A fog layer forms as water vapour consenses into water droplets in the this layer.
As water condenses, the dewpoint also lowly drops, allowing the temperature to drop further.
Deepening of fog layer
The image at left shows the fog layer deepening as radiational cooling at the top of
the fog layer leads to an accelerated condensation of liquid fog droplets.
The top of the cloud layer will act as a black body and radiate heat
in the same way as the earth's surface.
Radiative heat loss cools the top layer of fog, accelerating cooling at this level.
This saturates the fog top and encourages the condensation of more fog.
Condensation at the fog top is the means by which a radiative fog maintains its depth and/or deepens.
The radiative heat loss is maximized when the layer immediately above the fog is relatively dry,
the winds are weak, and there are no cloud layers aloft.
On a clear night, the rate of fog-top radiational heat loss is much more rapid than that in the lowest few meters of the atmosphere.
Capping of fog layer by wind
Increasing winds at the top of the fog layer will cap the deepening of the fog layer.
Stronger winds aloft create turbulent eddies that mix down warmer, less humid air from aloft.
The warmer, unsaturated air will evaporate the fog droplets if they move above the fog layer.
Fog dissipation by sun
The main source of radiant heat is the sun.
During the daytime, some radiation from the sun is absorbed by the ground,
even when there is an intervening layer of fog reflecting away some of the sunlight.
As the ground warms, it heats a thin skin of air in contact with the surface through conduction.
This heat initiates weak convective mixing, which begins to warm the lowest portion of the fog layer.
The relative humidity in this layer begins to decrease,
slowing the formation of fog droplets and eventually evaporating existing droplets.
As the fog thins, the warming process accelerates, allowing more solar radiation to reach the ground.
With moderately strong sunshine, the base of a fog or low cloud layer can lift at a rate of up to several hundred feet per hour.
Fog dissipation by wind
The image at left illustrates the effect of a gust of wind on a fog layer.
A gust of wind will set up turbulent eddies that mix in warm, dry air from aloft and heat
from the surface of the earth.

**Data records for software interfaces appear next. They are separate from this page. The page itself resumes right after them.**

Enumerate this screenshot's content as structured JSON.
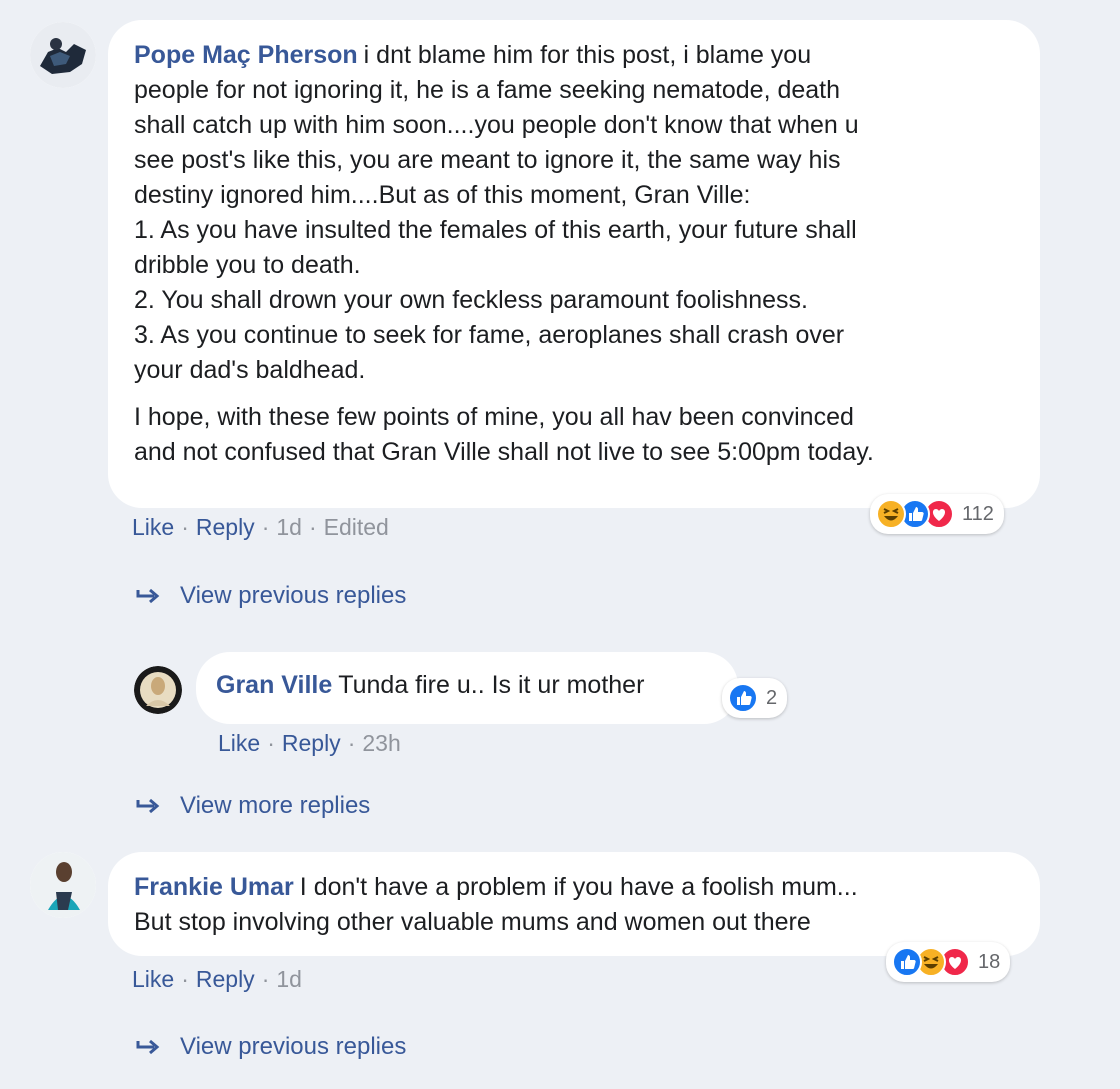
{
  "comments": [
    {
      "author": "Pope Maç Pherson",
      "lines": [
        "i dnt blame him for this post, i blame you",
        "people for not ignoring it, he is a fame seeking nematode, death",
        "shall catch up with him soon....you people don't know that when u",
        "see post's like this, you are meant to ignore it, the same way his",
        "destiny ignored him....But as of this moment, Gran Ville:",
        "1. As you have insulted the females of this earth, your future shall",
        "dribble you to death.",
        "2. You shall drown your own feckless paramount foolishness.",
        "3. As you continue to seek for fame, aeroplanes shall crash over",
        "your dad's baldhead."
      ],
      "paragraph2": [
        "I hope, with these few points of mine, you all hav been convinced",
        "and not confused that Gran Ville shall not live to see 5:00pm today."
      ],
      "actions": {
        "like": "Like",
        "reply": "Reply",
        "time": "1d",
        "edited": "Edited"
      },
      "reaction_icons": [
        "haha-icon",
        "like-icon",
        "love-icon"
      ],
      "reaction_count": "112"
    },
    {
      "author": "Gran Ville",
      "lines": [
        "Tunda fire u.. Is it ur mother"
      ],
      "actions": {
        "like": "Like",
        "reply": "Reply",
        "time": "23h"
      },
      "reaction_icons": [
        "like-icon"
      ],
      "reaction_count": "2"
    },
    {
      "author": "Frankie Umar",
      "lines": [
        "I don't have a problem if you have a foolish mum...",
        "But stop involving other valuable mums and women out there"
      ],
      "actions": {
        "like": "Like",
        "reply": "Reply",
        "time": "1d"
      },
      "reaction_icons": [
        "like-icon",
        "haha-icon",
        "love-icon"
      ],
      "reaction_count": "18"
    }
  ],
  "links": {
    "view_previous_1": "View previous replies",
    "view_more": "View more replies",
    "view_previous_2": "View previous replies"
  },
  "colors": {
    "page_bg": "#edf0f5",
    "bubble_bg": "#ffffff",
    "author": "#385898",
    "link": "#385898",
    "muted": "#90949c",
    "like_blue": "#1877f2",
    "love_red": "#f0284a",
    "haha_yellow": "#f7b125"
  }
}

This will evapourate the cloud droplets at the top and botttom of the fog layer, eroding the
fog bank from above and below.
This is why radiation fog requires calm winds to form.